What appears in the data must be reproduced exactly.

*Records drawn from a dataset*:
· · · · · · ·

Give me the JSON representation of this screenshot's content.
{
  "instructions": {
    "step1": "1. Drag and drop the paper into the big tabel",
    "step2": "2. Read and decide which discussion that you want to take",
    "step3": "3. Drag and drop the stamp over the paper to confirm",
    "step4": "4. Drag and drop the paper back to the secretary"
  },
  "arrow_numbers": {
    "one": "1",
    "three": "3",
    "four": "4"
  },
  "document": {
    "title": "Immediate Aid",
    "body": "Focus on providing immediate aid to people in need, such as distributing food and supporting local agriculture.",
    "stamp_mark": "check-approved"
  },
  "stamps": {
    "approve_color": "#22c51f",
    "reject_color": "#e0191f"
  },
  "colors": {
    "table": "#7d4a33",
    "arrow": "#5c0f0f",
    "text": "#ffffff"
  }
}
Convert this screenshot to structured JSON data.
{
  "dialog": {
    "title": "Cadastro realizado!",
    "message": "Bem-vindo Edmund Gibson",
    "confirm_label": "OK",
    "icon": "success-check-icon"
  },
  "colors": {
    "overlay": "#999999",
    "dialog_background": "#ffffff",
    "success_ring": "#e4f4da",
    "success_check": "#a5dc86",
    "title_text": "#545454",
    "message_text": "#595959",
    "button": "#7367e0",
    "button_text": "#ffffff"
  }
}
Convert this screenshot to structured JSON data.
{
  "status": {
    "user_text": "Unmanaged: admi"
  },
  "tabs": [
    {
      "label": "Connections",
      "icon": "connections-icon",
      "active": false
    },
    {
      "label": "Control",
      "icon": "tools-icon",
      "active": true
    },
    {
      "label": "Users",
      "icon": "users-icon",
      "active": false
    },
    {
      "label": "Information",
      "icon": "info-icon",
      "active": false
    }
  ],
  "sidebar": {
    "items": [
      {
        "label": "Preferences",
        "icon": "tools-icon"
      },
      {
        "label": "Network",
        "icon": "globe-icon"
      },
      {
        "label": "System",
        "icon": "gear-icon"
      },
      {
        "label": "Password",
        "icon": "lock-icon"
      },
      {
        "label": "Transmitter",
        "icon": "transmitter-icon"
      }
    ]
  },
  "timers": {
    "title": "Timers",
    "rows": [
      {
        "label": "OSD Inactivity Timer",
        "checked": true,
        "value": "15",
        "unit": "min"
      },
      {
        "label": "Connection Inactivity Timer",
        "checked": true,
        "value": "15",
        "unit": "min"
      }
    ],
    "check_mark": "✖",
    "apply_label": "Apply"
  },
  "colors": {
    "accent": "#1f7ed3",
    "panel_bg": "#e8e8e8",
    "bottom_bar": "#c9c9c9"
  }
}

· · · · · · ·

*ANSWER TO THIS PROBLEM*:
Give me the JSON representation of this screenshot's content.
{
  "instructions": {
    "step1": "1. Drag and drop the paper into the big tabel",
    "step2": "2. Read and decide which discussion that you want to take",
    "step3": "3. Drag and drop the stamp over the paper to confirm",
    "step4": "4. Drag and drop the paper back to the secretary"
  },
  "arrow_numbers": {
    "one": "1",
    "three": "3",
    "four": "4"
  },
  "document": {
    "title": "Immediate Aid",
    "body": "Focus on providing immediate aid to people in need, such as distributing food and supporting local agriculture.",
    "stamp_mark": "check-approved"
  },
  "stamps": {
    "approve_color": "#22c51f",
    "reject_color": "#e0191f"
  },
  "colors": {
    "table": "#7d4a33",
    "arrow": "#5c0f0f",
    "text": "#ffffff"
  }
}
Convert this screenshot to structured JSON data.
{
  "dialog": {
    "title": "Cadastro realizado!",
    "message": "Bem-vindo Edmund Gibson",
    "confirm_label": "OK",
    "icon": "success-check-icon"
  },
  "colors": {
    "overlay": "#999999",
    "dialog_background": "#ffffff",
    "success_ring": "#e4f4da",
    "success_check": "#a5dc86",
    "title_text": "#545454",
    "message_text": "#595959",
    "button": "#7367e0",
    "button_text": "#ffffff"
  }
}
Convert this screenshot to structured JSON data.
{
  "status": {
    "user_text": "Unmanaged: admi"
  },
  "tabs": [
    {
      "label": "Connections",
      "icon": "connections-icon",
      "active": false
    },
    {
      "label": "Control",
      "icon": "tools-icon",
      "active": true
    },
    {
      "label": "Users",
      "icon": "users-icon",
      "active": false
    },
    {
      "label": "Information",
      "icon": "info-icon",
      "active": false
    }
  ],
  "sidebar": {
    "items": [
      {
        "label": "Preferences",
        "icon": "tools-icon"
      },
      {
        "label": "Network",
        "icon": "globe-icon"
      },
      {
        "label": "System",
        "icon": "gear-icon"
      },
      {
        "label": "Password",
        "icon": "lock-icon"
      },
      {
        "label": "Transmitter",
        "icon": "transmitter-icon"
      }
    ]
  },
  "timers": {
    "title": "Timers",
    "rows": [
      {
        "label": "OSD Inactivity Timer",
        "checked": true,
        "value": "15",
        "unit": "min"
      },
      {
        "label": "Connection Inactivity Timer",
        "checked": true,
        "value": "15",
        "unit": "min"
      }
    ],
    "check_mark": "✖",
    "apply_label": "Apply"
  },
  "colors": {
    "accent": "#1f7ed3",
    "panel_bg": "#e8e8e8",
    "bottom_bar": "#c9c9c9"
  }
}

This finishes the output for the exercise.